The effects of a heavy work schedule, together with the apparent critical disdain of his serious works, caused Arnold to suffer a mental collapse.  Like Elgar before him, he entered into deep depression and began to drink heavily.  Several breakdowns and suicide attempts followed and, although he managed to continue writing substantial works, many of them, such as the deeply disturbing Seventh Symphony (1973), reveal a troubled inner world.
Malcolm Arnold moved to Ireland in 1972, where he reveled in the lush scenery and lively Celtic music. Here, however, his behavior became increasingly erratic and, in 1977, his second marriage collapsed and he returned to England, exhausted and unable to work for several years. Significant works eventually emerged during this unhappy period, such as the Trumpet Concerto, Symphony for Brass and the Eighth Symphony.

Later Years

Eventually, fate took a merciful hand as, in 1984, Anthony Day was assigned to care for the troubled composer.  It is no exaggeration to say that, from that time forward, things began to improve dramatically.  The pair moved to a modest property in Attleborough, Norfolk and Malcolm Arnold gradually returned to life.  New music began to emerge, including a set of Irish Dances, the Attleborough Suite, the Cello Concerto for Julian Lloyd Webber, a Fantasy for virtuoso recorder player, Michaela Petrie and, above all, the Ninth Symphony. The latter was originally commissioned by the BBC for European Music Year in 1985, but due to Arnold's ill-health, was not written until 1986, when the entire work emerged in just three weeks. Dedicated to Anthony Day, it was not performed for several years until the late Sir Charles Groves played it through with the orchestra of the National Centre for Orchestral Studies, before a small invited audience that included Arnold's old friend, Denis Egan. A broadcast followed in 1992 with the BBC Philharmonic under Groves and three commercial recordings were eventually issued.

In 1991, a young BBC producer called Kriss Rusmanis, himself a former professional horn player, produced a 70th birthday tribute to Malcolm Arnold in the form of a documentary which, many believe, resulted in the conferring of a knighthood in 1993.  Many other honors have been given to Sir Malcolm, including an honorary doctorate from the universities of Oxford, Miami and Ohio, and Ivor Novello Award for Outstanding Services to British Music and, most recently, a Fellowship from the British Academy of Composers and Songwriters.

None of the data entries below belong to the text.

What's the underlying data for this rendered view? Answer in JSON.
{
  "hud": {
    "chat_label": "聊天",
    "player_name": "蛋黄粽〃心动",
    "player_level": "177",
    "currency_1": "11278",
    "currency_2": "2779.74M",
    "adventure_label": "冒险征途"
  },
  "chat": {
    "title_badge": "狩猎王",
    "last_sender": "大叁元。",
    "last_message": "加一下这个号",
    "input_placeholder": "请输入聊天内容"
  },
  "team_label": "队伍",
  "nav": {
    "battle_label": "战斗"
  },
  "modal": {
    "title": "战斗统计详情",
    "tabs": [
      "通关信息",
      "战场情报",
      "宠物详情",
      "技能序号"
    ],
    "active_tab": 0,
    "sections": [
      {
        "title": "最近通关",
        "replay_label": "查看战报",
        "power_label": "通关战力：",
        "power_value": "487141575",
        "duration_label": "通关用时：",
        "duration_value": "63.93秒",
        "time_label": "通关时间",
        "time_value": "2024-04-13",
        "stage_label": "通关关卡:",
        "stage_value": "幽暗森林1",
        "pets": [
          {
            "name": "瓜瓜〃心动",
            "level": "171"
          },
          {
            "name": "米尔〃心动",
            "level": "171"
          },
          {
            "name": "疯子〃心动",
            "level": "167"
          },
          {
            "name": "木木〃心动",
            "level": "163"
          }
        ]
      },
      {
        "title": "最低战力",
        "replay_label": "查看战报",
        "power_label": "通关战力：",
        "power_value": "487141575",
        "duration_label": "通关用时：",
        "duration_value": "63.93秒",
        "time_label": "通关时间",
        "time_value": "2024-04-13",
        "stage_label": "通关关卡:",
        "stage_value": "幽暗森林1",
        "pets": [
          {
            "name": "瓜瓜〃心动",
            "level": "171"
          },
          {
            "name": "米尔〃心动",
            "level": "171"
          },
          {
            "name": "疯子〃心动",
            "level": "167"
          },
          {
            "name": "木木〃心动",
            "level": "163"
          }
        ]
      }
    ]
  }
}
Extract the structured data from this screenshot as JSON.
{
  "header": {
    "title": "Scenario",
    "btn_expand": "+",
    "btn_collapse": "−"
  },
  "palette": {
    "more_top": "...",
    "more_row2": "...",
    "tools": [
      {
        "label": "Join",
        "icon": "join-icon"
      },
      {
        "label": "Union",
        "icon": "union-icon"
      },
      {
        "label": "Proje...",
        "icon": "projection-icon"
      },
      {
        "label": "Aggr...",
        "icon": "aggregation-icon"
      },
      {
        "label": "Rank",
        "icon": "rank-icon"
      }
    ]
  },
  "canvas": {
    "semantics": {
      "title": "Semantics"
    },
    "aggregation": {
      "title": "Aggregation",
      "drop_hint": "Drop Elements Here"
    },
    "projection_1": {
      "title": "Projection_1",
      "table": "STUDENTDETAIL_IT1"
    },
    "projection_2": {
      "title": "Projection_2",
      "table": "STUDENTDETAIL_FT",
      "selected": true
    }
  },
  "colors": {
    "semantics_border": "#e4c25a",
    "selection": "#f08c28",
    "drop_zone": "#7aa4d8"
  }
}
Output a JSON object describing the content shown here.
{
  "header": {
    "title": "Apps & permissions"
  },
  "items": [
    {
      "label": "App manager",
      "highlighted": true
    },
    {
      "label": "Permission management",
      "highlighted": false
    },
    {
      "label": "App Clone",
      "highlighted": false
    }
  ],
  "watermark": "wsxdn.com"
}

Malcolm Arnold always loved to attend performances of his own music, and the frailties associated with old age were to prove no barrier during his latter years.  In 2000 he attended the U.S. premiere of his Ninth Symphony, given by the Susquehanna Symphony Orchestra and conducted by Sheldon Bair. Then, in 2003, at the age of eighty-two, Arnold attended a special Arnold Festival, given by Texas University (Austin) and Trinity University (San Antonio).  This series of concerts and events in honor of Arnold was held over a three-month period, from January through to March, and included performances of works from his entire concert repertoire.

Sir Malcolm continued to live happily in Attleborough until his death in 2006 and, although the urge to compose seemed to have left him, he remained in close touch with the world of music, listening incessantly, day and night, to recordings of his own works and music programs on the radio.